EXERCISE PROMPT: All of the entries below should be printed exactly; the pictures are to be left out.
━━━━━━━━
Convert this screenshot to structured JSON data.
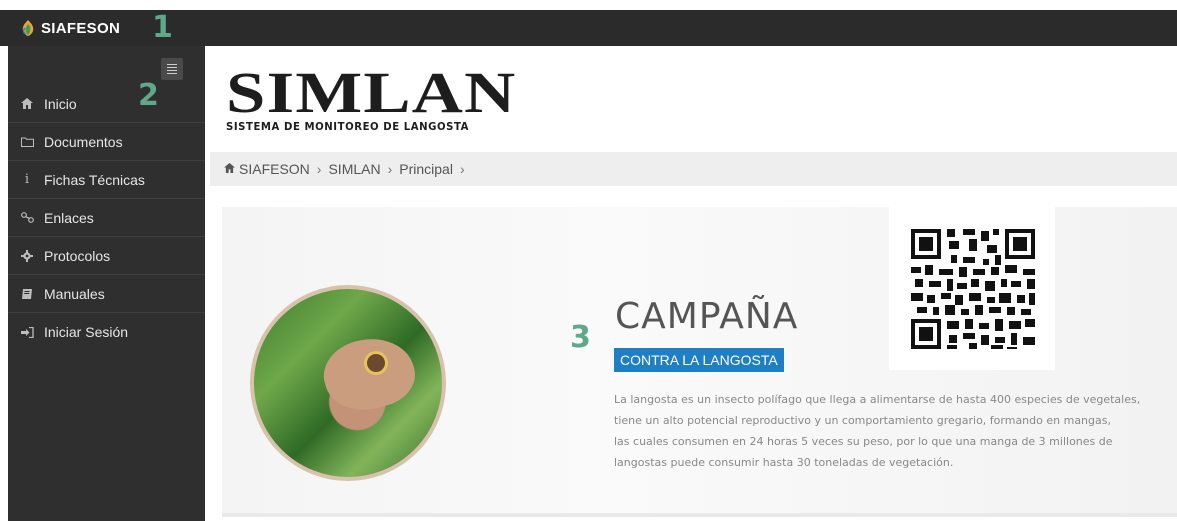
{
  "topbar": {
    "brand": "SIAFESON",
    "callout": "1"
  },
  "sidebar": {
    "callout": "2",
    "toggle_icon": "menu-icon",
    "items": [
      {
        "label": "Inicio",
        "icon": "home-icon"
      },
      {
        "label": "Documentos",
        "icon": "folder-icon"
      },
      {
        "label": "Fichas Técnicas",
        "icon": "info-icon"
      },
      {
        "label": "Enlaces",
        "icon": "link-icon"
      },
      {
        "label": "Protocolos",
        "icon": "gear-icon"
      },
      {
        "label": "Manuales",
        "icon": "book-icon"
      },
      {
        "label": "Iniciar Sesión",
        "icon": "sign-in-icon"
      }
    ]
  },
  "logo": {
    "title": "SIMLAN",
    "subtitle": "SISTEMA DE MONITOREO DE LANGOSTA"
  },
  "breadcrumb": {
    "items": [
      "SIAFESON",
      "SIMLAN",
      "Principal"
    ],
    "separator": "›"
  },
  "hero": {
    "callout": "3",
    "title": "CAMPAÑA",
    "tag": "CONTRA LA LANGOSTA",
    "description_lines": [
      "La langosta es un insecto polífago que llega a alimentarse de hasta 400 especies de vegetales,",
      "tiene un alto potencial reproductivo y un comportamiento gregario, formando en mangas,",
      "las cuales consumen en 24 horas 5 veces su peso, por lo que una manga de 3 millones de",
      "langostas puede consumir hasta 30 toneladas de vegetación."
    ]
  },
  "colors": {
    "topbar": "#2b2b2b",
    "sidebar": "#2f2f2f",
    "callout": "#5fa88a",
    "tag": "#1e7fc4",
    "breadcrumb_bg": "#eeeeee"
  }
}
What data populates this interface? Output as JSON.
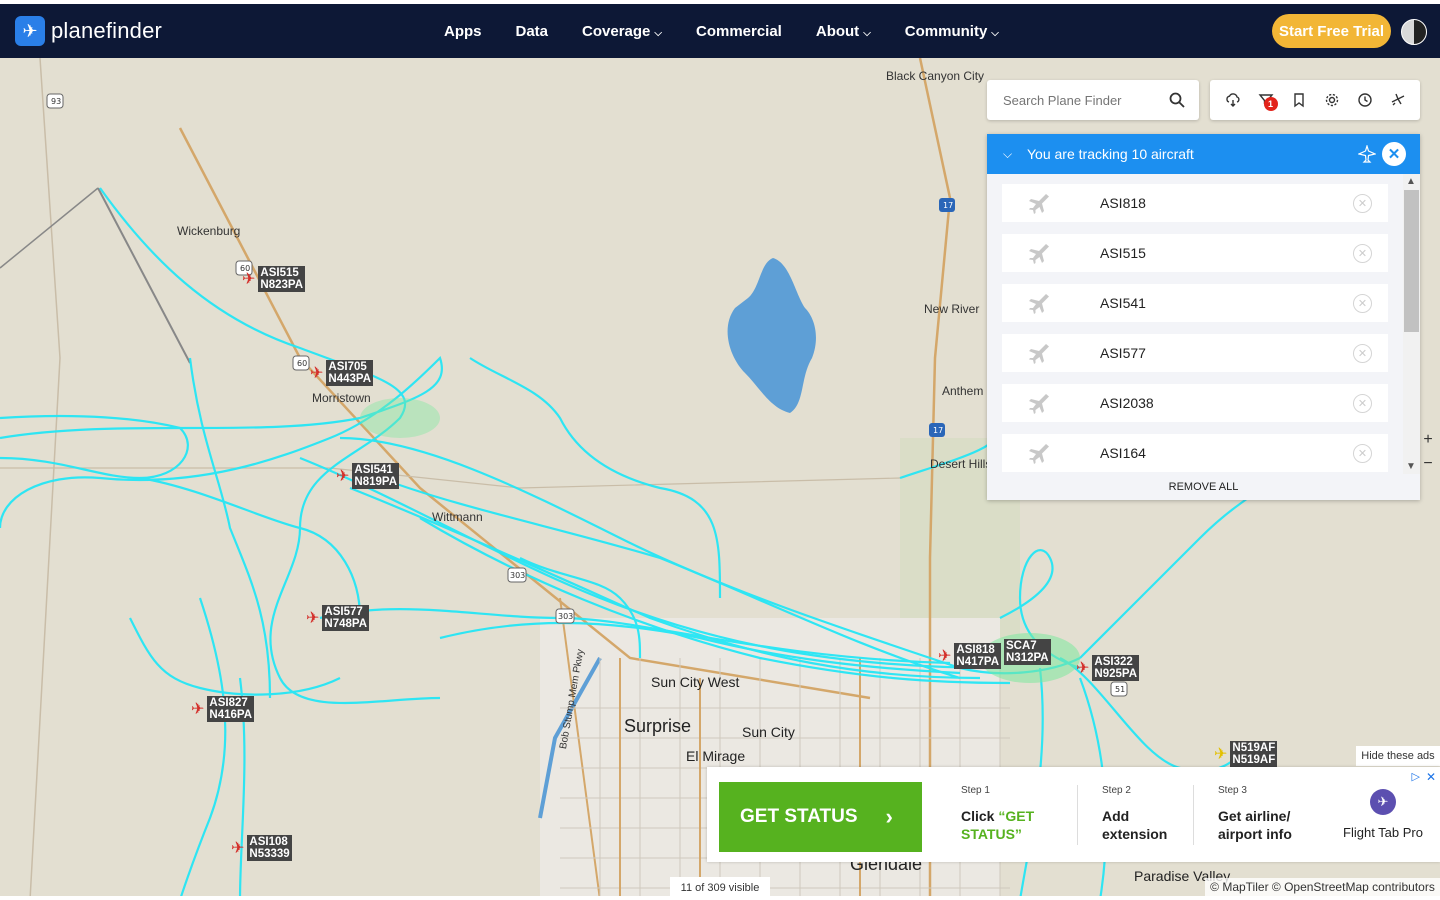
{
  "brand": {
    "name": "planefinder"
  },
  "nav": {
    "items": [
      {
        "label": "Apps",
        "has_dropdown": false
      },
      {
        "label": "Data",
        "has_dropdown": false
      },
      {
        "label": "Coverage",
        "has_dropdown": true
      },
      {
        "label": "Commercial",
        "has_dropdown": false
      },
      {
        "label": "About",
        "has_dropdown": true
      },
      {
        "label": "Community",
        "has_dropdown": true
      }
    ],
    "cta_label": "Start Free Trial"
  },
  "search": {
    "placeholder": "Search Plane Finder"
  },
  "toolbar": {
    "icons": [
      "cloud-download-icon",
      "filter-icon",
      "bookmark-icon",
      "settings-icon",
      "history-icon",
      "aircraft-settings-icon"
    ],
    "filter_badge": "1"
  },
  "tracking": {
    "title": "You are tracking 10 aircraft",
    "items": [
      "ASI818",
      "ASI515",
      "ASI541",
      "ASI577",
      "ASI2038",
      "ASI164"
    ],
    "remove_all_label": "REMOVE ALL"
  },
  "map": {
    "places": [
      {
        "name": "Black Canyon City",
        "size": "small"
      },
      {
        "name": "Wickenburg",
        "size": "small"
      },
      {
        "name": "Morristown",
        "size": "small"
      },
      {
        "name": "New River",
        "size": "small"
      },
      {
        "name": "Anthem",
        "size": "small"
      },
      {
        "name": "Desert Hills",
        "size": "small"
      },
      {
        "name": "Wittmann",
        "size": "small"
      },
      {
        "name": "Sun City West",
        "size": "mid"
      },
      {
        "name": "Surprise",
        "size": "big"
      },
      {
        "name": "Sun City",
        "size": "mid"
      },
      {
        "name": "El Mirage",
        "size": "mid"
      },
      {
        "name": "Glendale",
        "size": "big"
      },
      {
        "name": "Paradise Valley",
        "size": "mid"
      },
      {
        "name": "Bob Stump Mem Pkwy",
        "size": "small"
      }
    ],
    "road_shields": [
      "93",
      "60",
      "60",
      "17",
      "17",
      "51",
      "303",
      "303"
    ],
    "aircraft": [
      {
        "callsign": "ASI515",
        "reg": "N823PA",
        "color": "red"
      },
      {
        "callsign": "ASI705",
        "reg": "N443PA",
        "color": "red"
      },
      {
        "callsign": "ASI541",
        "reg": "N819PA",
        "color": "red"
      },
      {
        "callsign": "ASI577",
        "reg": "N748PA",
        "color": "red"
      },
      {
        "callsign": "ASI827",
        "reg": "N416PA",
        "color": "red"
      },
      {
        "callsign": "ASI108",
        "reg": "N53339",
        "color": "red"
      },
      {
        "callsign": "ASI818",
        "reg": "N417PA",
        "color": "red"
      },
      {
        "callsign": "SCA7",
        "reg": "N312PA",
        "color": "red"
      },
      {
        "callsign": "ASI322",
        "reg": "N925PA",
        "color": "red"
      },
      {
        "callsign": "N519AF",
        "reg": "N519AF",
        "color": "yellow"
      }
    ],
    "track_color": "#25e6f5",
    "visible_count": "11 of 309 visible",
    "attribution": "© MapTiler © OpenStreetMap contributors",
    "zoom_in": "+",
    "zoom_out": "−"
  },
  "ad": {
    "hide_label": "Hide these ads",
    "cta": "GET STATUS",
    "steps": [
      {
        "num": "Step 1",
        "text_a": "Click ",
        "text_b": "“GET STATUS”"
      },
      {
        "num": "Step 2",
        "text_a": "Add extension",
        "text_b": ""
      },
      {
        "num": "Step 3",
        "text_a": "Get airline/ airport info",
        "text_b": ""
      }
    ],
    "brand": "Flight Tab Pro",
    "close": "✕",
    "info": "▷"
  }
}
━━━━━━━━
TASK RESULT:
Convert this screenshot to structured JSON data.
{
  "topbar": {
    "brand": "SIAFESON",
    "callout": "1"
  },
  "sidebar": {
    "callout": "2",
    "toggle_icon": "menu-icon",
    "items": [
      {
        "label": "Inicio",
        "icon": "home-icon"
      },
      {
        "label": "Documentos",
        "icon": "folder-icon"
      },
      {
        "label": "Fichas Técnicas",
        "icon": "info-icon"
      },
      {
        "label": "Enlaces",
        "icon": "link-icon"
      },
      {
        "label": "Protocolos",
        "icon": "gear-icon"
      },
      {
        "label": "Manuales",
        "icon": "book-icon"
      },
      {
        "label": "Iniciar Sesión",
        "icon": "sign-in-icon"
      }
    ]
  },
  "logo": {
    "title": "SIMLAN",
    "subtitle": "SISTEMA DE MONITOREO DE LANGOSTA"
  },
  "breadcrumb": {
    "items": [
      "SIAFESON",
      "SIMLAN",
      "Principal"
    ],
    "separator": "›"
  },
  "hero": {
    "callout": "3",
    "title": "CAMPAÑA",
    "tag": "CONTRA LA LANGOSTA",
    "description_lines": [
      "La langosta es un insecto polífago que llega a alimentarse de hasta 400 especies de vegetales,",
      "tiene un alto potencial reproductivo y un comportamiento gregario, formando en mangas,",
      "las cuales consumen en 24 horas 5 veces su peso, por lo que una manga de 3 millones de",
      "langostas puede consumir hasta 30 toneladas de vegetación."
    ]
  },
  "colors": {
    "topbar": "#2b2b2b",
    "sidebar": "#2f2f2f",
    "callout": "#5fa88a",
    "tag": "#1e7fc4",
    "breadcrumb_bg": "#eeeeee"
  }
}
What data populates this interface? Output as JSON.
{
  "brand": {
    "name": "planefinder"
  },
  "nav": {
    "items": [
      {
        "label": "Apps",
        "has_dropdown": false
      },
      {
        "label": "Data",
        "has_dropdown": false
      },
      {
        "label": "Coverage",
        "has_dropdown": true
      },
      {
        "label": "Commercial",
        "has_dropdown": false
      },
      {
        "label": "About",
        "has_dropdown": true
      },
      {
        "label": "Community",
        "has_dropdown": true
      }
    ],
    "cta_label": "Start Free Trial"
  },
  "search": {
    "placeholder": "Search Plane Finder"
  },
  "toolbar": {
    "icons": [
      "cloud-download-icon",
      "filter-icon",
      "bookmark-icon",
      "settings-icon",
      "history-icon",
      "aircraft-settings-icon"
    ],
    "filter_badge": "1"
  },
  "tracking": {
    "title": "You are tracking 10 aircraft",
    "items": [
      "ASI818",
      "ASI515",
      "ASI541",
      "ASI577",
      "ASI2038",
      "ASI164"
    ],
    "remove_all_label": "REMOVE ALL"
  },
  "map": {
    "places": [
      {
        "name": "Black Canyon City",
        "size": "small"
      },
      {
        "name": "Wickenburg",
        "size": "small"
      },
      {
        "name": "Morristown",
        "size": "small"
      },
      {
        "name": "New River",
        "size": "small"
      },
      {
        "name": "Anthem",
        "size": "small"
      },
      {
        "name": "Desert Hills",
        "size": "small"
      },
      {
        "name": "Wittmann",
        "size": "small"
      },
      {
        "name": "Sun City West",
        "size": "mid"
      },
      {
        "name": "Surprise",
        "size": "big"
      },
      {
        "name": "Sun City",
        "size": "mid"
      },
      {
        "name": "El Mirage",
        "size": "mid"
      },
      {
        "name": "Glendale",
        "size": "big"
      },
      {
        "name": "Paradise Valley",
        "size": "mid"
      },
      {
        "name": "Bob Stump Mem Pkwy",
        "size": "small"
      }
    ],
    "road_shields": [
      "93",
      "60",
      "60",
      "17",
      "17",
      "51",
      "303",
      "303"
    ],
    "aircraft": [
      {
        "callsign": "ASI515",
        "reg": "N823PA",
        "color": "red"
      },
      {
        "callsign": "ASI705",
        "reg": "N443PA",
        "color": "red"
      },
      {
        "callsign": "ASI541",
        "reg": "N819PA",
        "color": "red"
      },
      {
        "callsign": "ASI577",
        "reg": "N748PA",
        "color": "red"
      },
      {
        "callsign": "ASI827",
        "reg": "N416PA",
        "color": "red"
      },
      {
        "callsign": "ASI108",
        "reg": "N53339",
        "color": "red"
      },
      {
        "callsign": "ASI818",
        "reg": "N417PA",
        "color": "red"
      },
      {
        "callsign": "SCA7",
        "reg": "N312PA",
        "color": "red"
      },
      {
        "callsign": "ASI322",
        "reg": "N925PA",
        "color": "red"
      },
      {
        "callsign": "N519AF",
        "reg": "N519AF",
        "color": "yellow"
      }
    ],
    "track_color": "#25e6f5",
    "visible_count": "11 of 309 visible",
    "attribution": "© MapTiler © OpenStreetMap contributors",
    "zoom_in": "+",
    "zoom_out": "−"
  },
  "ad": {
    "hide_label": "Hide these ads",
    "cta": "GET STATUS",
    "steps": [
      {
        "num": "Step 1",
        "text_a": "Click ",
        "text_b": "“GET STATUS”"
      },
      {
        "num": "Step 2",
        "text_a": "Add extension",
        "text_b": ""
      },
      {
        "num": "Step 3",
        "text_a": "Get airline/ airport info",
        "text_b": ""
      }
    ],
    "brand": "Flight Tab Pro",
    "close": "✕",
    "info": "▷"
  }
}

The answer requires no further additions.